# Work item
Copy down every line of the data that follows exactly. Omit the pictures.

Excerpts from an interface dataset:
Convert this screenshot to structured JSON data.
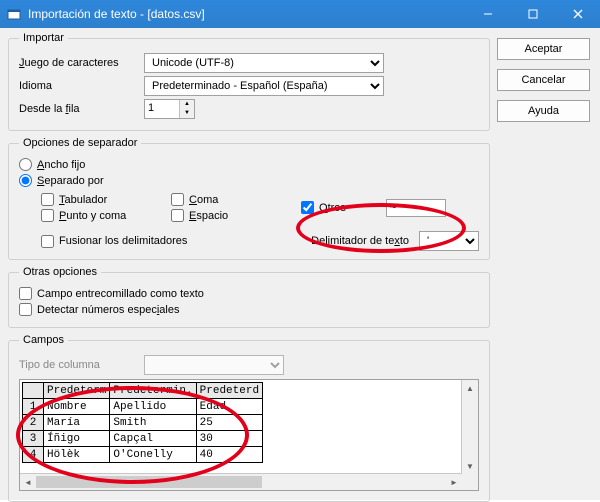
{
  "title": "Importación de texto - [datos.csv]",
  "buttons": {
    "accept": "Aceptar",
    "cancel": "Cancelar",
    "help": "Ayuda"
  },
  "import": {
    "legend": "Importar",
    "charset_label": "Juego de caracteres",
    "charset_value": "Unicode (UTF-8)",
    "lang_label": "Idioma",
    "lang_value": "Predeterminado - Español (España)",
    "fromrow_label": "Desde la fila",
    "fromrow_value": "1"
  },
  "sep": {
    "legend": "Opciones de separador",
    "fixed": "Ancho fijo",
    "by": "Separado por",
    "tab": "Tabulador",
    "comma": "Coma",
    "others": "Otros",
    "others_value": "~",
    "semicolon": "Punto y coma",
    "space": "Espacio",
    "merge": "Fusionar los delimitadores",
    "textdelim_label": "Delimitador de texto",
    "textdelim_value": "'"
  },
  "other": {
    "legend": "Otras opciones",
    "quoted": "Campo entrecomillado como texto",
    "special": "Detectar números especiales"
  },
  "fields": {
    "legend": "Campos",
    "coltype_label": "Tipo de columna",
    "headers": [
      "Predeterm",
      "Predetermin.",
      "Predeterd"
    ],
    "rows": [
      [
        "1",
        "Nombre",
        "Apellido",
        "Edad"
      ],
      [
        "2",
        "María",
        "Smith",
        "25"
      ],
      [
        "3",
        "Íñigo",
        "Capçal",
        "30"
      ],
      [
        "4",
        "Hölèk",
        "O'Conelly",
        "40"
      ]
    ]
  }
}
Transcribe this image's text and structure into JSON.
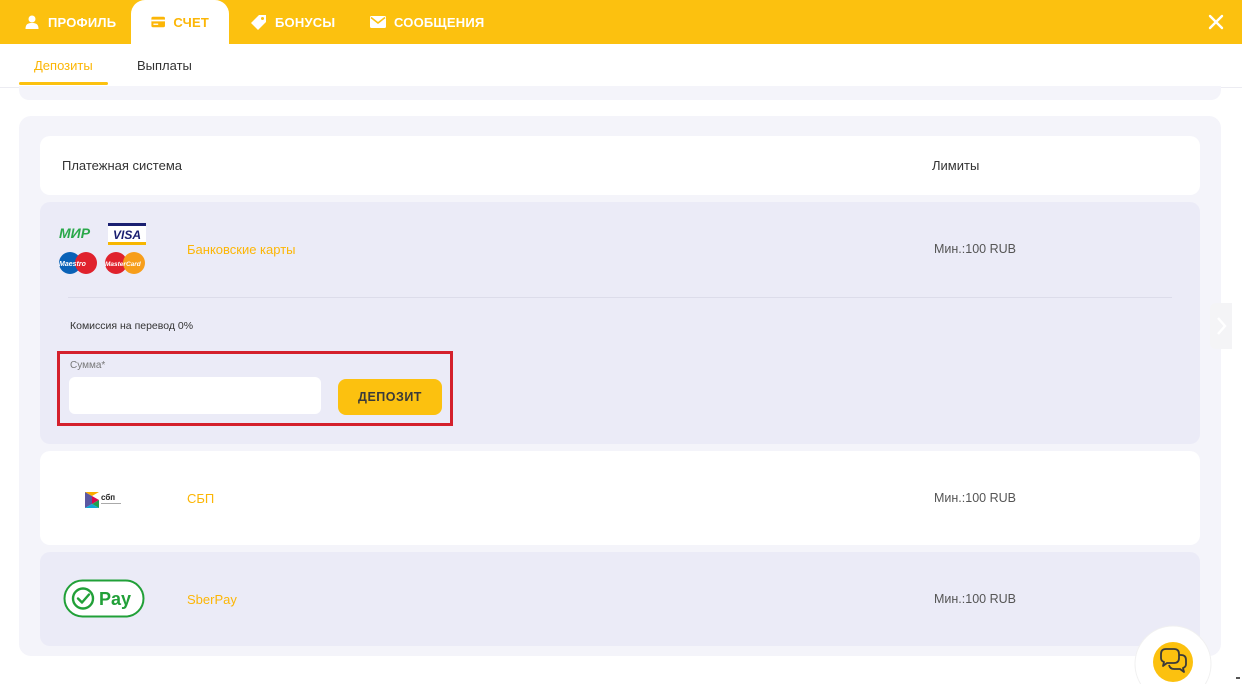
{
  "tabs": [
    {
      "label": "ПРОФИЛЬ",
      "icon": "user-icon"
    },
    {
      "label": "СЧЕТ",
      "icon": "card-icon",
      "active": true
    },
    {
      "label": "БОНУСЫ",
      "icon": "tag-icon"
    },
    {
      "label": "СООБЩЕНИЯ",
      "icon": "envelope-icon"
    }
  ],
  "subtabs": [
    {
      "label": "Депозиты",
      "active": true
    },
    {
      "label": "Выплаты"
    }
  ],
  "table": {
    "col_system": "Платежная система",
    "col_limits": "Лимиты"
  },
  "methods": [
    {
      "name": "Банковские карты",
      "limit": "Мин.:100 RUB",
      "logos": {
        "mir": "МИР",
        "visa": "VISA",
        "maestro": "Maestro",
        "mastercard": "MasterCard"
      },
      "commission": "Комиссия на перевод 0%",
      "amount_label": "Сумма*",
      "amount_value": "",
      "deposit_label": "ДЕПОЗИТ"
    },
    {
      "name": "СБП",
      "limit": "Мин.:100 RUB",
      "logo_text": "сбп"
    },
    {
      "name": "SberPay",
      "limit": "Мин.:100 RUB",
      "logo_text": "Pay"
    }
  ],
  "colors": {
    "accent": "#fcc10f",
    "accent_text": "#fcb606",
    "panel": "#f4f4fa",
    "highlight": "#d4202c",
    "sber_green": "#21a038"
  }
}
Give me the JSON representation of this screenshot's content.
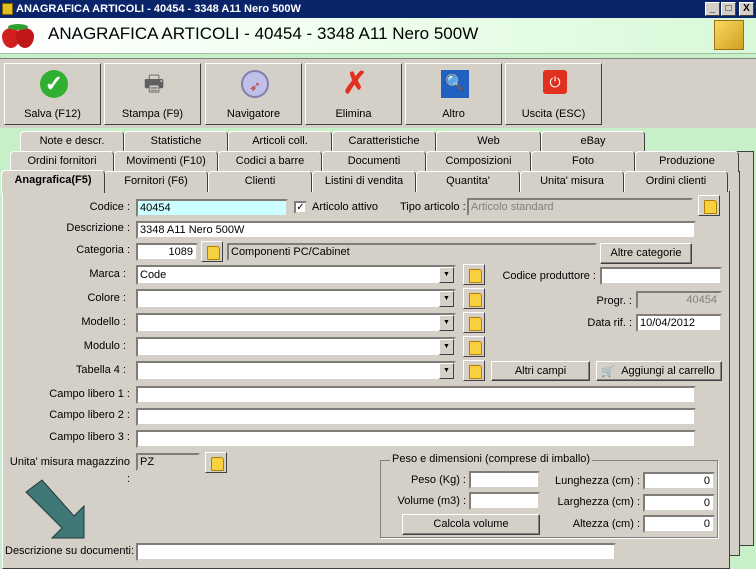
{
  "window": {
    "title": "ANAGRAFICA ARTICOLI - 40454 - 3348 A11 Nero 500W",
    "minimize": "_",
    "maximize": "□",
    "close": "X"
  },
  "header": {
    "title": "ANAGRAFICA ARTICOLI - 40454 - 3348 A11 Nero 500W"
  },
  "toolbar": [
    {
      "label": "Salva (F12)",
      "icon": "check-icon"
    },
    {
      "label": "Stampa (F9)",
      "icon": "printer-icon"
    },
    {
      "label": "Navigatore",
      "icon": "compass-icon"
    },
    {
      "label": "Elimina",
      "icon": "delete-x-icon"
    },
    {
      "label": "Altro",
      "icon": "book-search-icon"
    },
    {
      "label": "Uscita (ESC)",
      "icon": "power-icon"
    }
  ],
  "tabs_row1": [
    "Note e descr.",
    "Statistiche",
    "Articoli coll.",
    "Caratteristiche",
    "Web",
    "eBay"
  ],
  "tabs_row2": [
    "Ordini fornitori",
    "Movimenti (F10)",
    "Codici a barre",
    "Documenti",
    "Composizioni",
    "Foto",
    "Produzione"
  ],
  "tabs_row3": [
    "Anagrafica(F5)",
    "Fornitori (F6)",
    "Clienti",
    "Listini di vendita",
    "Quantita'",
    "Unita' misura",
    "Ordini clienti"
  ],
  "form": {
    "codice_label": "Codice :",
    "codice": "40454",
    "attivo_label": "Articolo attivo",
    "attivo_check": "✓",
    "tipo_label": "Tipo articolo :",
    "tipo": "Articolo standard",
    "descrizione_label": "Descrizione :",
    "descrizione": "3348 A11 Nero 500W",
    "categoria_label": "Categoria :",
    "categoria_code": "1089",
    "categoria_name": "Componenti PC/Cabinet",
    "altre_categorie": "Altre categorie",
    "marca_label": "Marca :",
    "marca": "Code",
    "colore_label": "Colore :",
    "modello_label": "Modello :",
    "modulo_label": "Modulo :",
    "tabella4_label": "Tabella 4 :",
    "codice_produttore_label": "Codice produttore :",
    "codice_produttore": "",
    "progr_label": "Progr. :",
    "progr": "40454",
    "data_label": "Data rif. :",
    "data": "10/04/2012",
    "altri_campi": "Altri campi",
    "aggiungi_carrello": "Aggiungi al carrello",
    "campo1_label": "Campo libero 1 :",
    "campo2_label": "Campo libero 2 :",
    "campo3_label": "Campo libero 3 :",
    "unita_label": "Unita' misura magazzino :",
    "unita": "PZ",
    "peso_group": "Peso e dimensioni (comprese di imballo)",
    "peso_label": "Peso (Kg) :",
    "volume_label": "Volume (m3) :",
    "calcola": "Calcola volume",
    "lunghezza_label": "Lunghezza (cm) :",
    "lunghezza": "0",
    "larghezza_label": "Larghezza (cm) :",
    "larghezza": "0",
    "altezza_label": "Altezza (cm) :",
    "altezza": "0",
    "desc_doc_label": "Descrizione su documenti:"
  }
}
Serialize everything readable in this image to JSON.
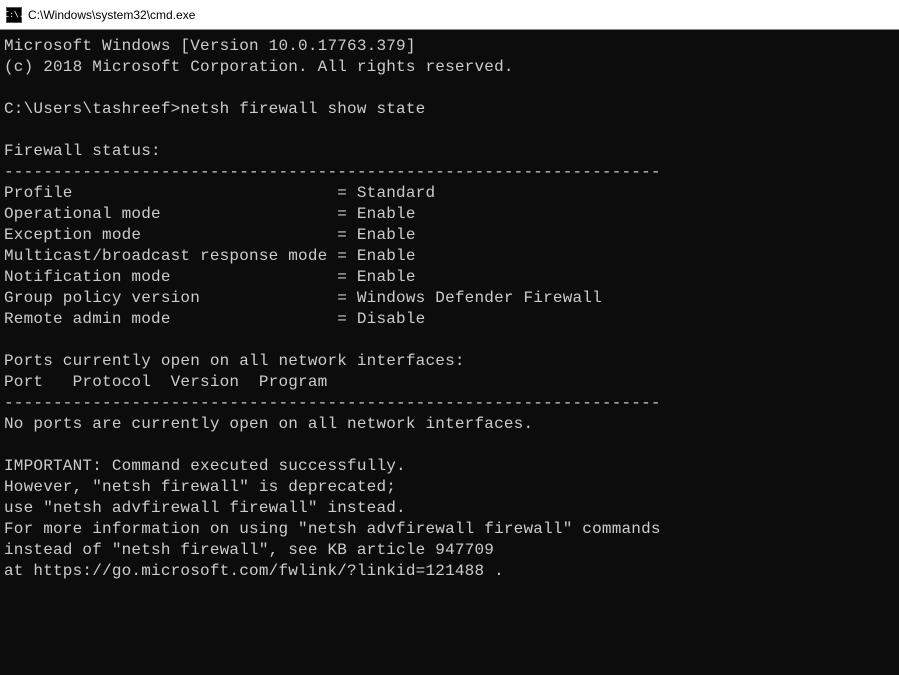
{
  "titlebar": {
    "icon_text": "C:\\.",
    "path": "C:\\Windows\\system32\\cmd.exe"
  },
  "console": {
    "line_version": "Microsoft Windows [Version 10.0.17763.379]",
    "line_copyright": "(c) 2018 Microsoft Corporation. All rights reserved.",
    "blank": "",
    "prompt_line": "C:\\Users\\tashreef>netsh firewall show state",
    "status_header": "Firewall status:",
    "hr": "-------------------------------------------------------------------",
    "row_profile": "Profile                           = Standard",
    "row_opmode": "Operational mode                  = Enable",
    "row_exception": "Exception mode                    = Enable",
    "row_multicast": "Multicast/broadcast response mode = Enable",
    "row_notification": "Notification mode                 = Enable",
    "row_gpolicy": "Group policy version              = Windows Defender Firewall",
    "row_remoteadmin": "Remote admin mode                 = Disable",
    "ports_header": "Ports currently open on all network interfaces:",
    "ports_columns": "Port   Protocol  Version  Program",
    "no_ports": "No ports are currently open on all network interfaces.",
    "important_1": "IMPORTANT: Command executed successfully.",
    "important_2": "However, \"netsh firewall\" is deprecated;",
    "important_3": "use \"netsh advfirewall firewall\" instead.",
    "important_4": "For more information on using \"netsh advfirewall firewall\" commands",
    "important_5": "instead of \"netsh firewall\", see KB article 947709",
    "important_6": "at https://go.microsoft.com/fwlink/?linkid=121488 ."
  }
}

# Task response
Convert this screenshot to structured JSON data.
{
  "title": "Importación de texto - [datos.csv]",
  "buttons": {
    "accept": "Aceptar",
    "cancel": "Cancelar",
    "help": "Ayuda"
  },
  "import": {
    "legend": "Importar",
    "charset_label": "Juego de caracteres",
    "charset_value": "Unicode (UTF-8)",
    "lang_label": "Idioma",
    "lang_value": "Predeterminado - Español (España)",
    "fromrow_label": "Desde la fila",
    "fromrow_value": "1"
  },
  "sep": {
    "legend": "Opciones de separador",
    "fixed": "Ancho fijo",
    "by": "Separado por",
    "tab": "Tabulador",
    "comma": "Coma",
    "others": "Otros",
    "others_value": "~",
    "semicolon": "Punto y coma",
    "space": "Espacio",
    "merge": "Fusionar los delimitadores",
    "textdelim_label": "Delimitador de texto",
    "textdelim_value": "'"
  },
  "other": {
    "legend": "Otras opciones",
    "quoted": "Campo entrecomillado como texto",
    "special": "Detectar números especiales"
  },
  "fields": {
    "legend": "Campos",
    "coltype_label": "Tipo de columna",
    "headers": [
      "Predeterm",
      "Predetermin.",
      "Predeterd"
    ],
    "rows": [
      [
        "1",
        "Nombre",
        "Apellido",
        "Edad"
      ],
      [
        "2",
        "María",
        "Smith",
        "25"
      ],
      [
        "3",
        "Íñigo",
        "Capçal",
        "30"
      ],
      [
        "4",
        "Hölèk",
        "O'Conelly",
        "40"
      ]
    ]
  }
}
Transcribe this image's text and structure into JSON.
{
  "tabs": [
    {
      "label": "ПРОФИЛЬ",
      "icon": "user-icon"
    },
    {
      "label": "СЧЕТ",
      "icon": "card-icon",
      "active": true
    },
    {
      "label": "БОНУСЫ",
      "icon": "tag-icon"
    },
    {
      "label": "СООБЩЕНИЯ",
      "icon": "envelope-icon"
    }
  ],
  "subtabs": [
    {
      "label": "Депозиты",
      "active": true
    },
    {
      "label": "Выплаты"
    }
  ],
  "table": {
    "col_system": "Платежная система",
    "col_limits": "Лимиты"
  },
  "methods": [
    {
      "name": "Банковские карты",
      "limit": "Мин.:100 RUB",
      "logos": {
        "mir": "МИР",
        "visa": "VISA",
        "maestro": "Maestro",
        "mastercard": "MasterCard"
      },
      "commission": "Комиссия на перевод 0%",
      "amount_label": "Сумма*",
      "amount_value": "",
      "deposit_label": "ДЕПОЗИТ"
    },
    {
      "name": "СБП",
      "limit": "Мин.:100 RUB",
      "logo_text": "сбп"
    },
    {
      "name": "SberPay",
      "limit": "Мин.:100 RUB",
      "logo_text": "Pay"
    }
  ],
  "colors": {
    "accent": "#fcc10f",
    "accent_text": "#fcb606",
    "panel": "#f4f4fa",
    "highlight": "#d4202c",
    "sber_green": "#21a038"
  }
}
Give me the JSON representation of this screenshot's content.
{
  "window": {
    "title": "ANAGRAFICA ARTICOLI - 40454 - 3348 A11 Nero 500W",
    "minimize": "_",
    "maximize": "□",
    "close": "X"
  },
  "header": {
    "title": "ANAGRAFICA ARTICOLI - 40454 - 3348 A11 Nero 500W"
  },
  "toolbar": [
    {
      "label": "Salva (F12)",
      "icon": "check-icon"
    },
    {
      "label": "Stampa (F9)",
      "icon": "printer-icon"
    },
    {
      "label": "Navigatore",
      "icon": "compass-icon"
    },
    {
      "label": "Elimina",
      "icon": "delete-x-icon"
    },
    {
      "label": "Altro",
      "icon": "book-search-icon"
    },
    {
      "label": "Uscita (ESC)",
      "icon": "power-icon"
    }
  ],
  "tabs_row1": [
    "Note e descr.",
    "Statistiche",
    "Articoli coll.",
    "Caratteristiche",
    "Web",
    "eBay"
  ],
  "tabs_row2": [
    "Ordini fornitori",
    "Movimenti (F10)",
    "Codici a barre",
    "Documenti",
    "Composizioni",
    "Foto",
    "Produzione"
  ],
  "tabs_row3": [
    "Anagrafica(F5)",
    "Fornitori (F6)",
    "Clienti",
    "Listini di vendita",
    "Quantita'",
    "Unita' misura",
    "Ordini clienti"
  ],
  "form": {
    "codice_label": "Codice :",
    "codice": "40454",
    "attivo_label": "Articolo attivo",
    "attivo_check": "✓",
    "tipo_label": "Tipo articolo :",
    "tipo": "Articolo standard",
    "descrizione_label": "Descrizione :",
    "descrizione": "3348 A11 Nero 500W",
    "categoria_label": "Categoria :",
    "categoria_code": "1089",
    "categoria_name": "Componenti PC/Cabinet",
    "altre_categorie": "Altre categorie",
    "marca_label": "Marca :",
    "marca": "Code",
    "colore_label": "Colore :",
    "modello_label": "Modello :",
    "modulo_label": "Modulo :",
    "tabella4_label": "Tabella 4 :",
    "codice_produttore_label": "Codice produttore :",
    "codice_produttore": "",
    "progr_label": "Progr. :",
    "progr": "40454",
    "data_label": "Data rif. :",
    "data": "10/04/2012",
    "altri_campi": "Altri campi",
    "aggiungi_carrello": "Aggiungi al carrello",
    "campo1_label": "Campo libero 1 :",
    "campo2_label": "Campo libero 2 :",
    "campo3_label": "Campo libero 3 :",
    "unita_label": "Unita' misura magazzino :",
    "unita": "PZ",
    "peso_group": "Peso e dimensioni (comprese di imballo)",
    "peso_label": "Peso (Kg) :",
    "volume_label": "Volume (m3) :",
    "calcola": "Calcola volume",
    "lunghezza_label": "Lunghezza (cm) :",
    "lunghezza": "0",
    "larghezza_label": "Larghezza (cm) :",
    "larghezza": "0",
    "altezza_label": "Altezza (cm) :",
    "altezza": "0",
    "desc_doc_label": "Descrizione su documenti:"
  }
}
Serialize everything readable in this image to JSON.
{
  "titlebar": {
    "icon_text": "C:\\.",
    "path": "C:\\Windows\\system32\\cmd.exe"
  },
  "console": {
    "line_version": "Microsoft Windows [Version 10.0.17763.379]",
    "line_copyright": "(c) 2018 Microsoft Corporation. All rights reserved.",
    "blank": "",
    "prompt_line": "C:\\Users\\tashreef>netsh firewall show state",
    "status_header": "Firewall status:",
    "hr": "-------------------------------------------------------------------",
    "row_profile": "Profile                           = Standard",
    "row_opmode": "Operational mode                  = Enable",
    "row_exception": "Exception mode                    = Enable",
    "row_multicast": "Multicast/broadcast response mode = Enable",
    "row_notification": "Notification mode                 = Enable",
    "row_gpolicy": "Group policy version              = Windows Defender Firewall",
    "row_remoteadmin": "Remote admin mode                 = Disable",
    "ports_header": "Ports currently open on all network interfaces:",
    "ports_columns": "Port   Protocol  Version  Program",
    "no_ports": "No ports are currently open on all network interfaces.",
    "important_1": "IMPORTANT: Command executed successfully.",
    "important_2": "However, \"netsh firewall\" is deprecated;",
    "important_3": "use \"netsh advfirewall firewall\" instead.",
    "important_4": "For more information on using \"netsh advfirewall firewall\" commands",
    "important_5": "instead of \"netsh firewall\", see KB article 947709",
    "important_6": "at https://go.microsoft.com/fwlink/?linkid=121488 ."
  }
}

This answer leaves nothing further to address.